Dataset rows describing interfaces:

- Opening Delimiter -

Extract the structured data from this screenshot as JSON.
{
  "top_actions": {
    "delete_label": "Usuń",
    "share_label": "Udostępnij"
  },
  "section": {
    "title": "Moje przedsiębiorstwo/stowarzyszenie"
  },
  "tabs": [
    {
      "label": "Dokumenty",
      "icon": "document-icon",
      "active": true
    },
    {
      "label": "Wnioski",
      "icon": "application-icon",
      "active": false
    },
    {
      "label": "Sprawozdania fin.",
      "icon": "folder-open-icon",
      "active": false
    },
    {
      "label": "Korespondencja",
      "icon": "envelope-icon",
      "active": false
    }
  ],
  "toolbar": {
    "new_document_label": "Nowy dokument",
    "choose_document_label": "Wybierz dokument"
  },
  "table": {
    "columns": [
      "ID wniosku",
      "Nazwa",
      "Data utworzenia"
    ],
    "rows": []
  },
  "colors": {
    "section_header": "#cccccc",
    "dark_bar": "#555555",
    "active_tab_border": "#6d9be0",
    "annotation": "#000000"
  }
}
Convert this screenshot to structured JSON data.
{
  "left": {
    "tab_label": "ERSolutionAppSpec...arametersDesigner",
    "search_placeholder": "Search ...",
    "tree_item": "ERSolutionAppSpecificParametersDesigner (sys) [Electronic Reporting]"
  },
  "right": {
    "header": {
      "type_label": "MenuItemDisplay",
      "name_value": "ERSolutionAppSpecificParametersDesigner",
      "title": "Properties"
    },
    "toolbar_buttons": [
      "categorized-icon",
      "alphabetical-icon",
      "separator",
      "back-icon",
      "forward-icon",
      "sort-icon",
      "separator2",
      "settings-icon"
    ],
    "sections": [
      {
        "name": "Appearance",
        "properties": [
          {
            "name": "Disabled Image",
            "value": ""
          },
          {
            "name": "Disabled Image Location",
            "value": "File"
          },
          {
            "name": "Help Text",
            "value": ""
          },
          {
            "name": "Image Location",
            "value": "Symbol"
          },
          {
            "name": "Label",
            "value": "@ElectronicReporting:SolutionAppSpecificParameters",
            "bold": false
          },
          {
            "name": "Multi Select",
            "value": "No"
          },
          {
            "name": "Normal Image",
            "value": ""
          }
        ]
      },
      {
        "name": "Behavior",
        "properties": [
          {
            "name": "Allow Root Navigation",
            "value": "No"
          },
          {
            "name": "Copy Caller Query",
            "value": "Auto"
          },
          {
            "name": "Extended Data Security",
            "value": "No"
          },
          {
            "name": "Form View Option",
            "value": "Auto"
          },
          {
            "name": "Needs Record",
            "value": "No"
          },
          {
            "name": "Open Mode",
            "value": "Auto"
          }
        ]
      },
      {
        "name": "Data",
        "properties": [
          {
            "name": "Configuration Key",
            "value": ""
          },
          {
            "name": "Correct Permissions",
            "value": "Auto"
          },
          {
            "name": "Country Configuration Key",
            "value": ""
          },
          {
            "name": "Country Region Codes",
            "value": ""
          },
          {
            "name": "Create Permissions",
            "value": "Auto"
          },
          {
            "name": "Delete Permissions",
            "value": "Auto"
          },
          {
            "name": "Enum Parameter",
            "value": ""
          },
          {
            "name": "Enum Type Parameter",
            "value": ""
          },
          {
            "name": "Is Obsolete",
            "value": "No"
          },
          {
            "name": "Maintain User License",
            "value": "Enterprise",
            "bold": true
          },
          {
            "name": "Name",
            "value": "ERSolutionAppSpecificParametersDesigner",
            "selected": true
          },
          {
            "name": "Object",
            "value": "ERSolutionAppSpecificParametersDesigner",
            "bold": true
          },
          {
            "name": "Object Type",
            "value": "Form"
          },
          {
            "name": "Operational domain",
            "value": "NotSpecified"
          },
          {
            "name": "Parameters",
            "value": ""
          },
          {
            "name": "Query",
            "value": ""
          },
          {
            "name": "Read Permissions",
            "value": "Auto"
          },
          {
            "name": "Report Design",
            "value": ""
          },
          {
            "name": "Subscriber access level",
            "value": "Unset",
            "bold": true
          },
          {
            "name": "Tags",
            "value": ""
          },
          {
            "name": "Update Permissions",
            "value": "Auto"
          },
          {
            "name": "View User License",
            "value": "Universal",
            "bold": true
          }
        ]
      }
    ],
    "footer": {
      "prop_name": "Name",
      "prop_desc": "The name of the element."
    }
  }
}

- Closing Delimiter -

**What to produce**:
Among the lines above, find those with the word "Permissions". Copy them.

**Answer section**:
            "name": "Correct Permissions",
            "name": "Create Permissions",
            "name": "Delete Permissions",
            "name": "Read Permissions",
            "name": "Update Permissions",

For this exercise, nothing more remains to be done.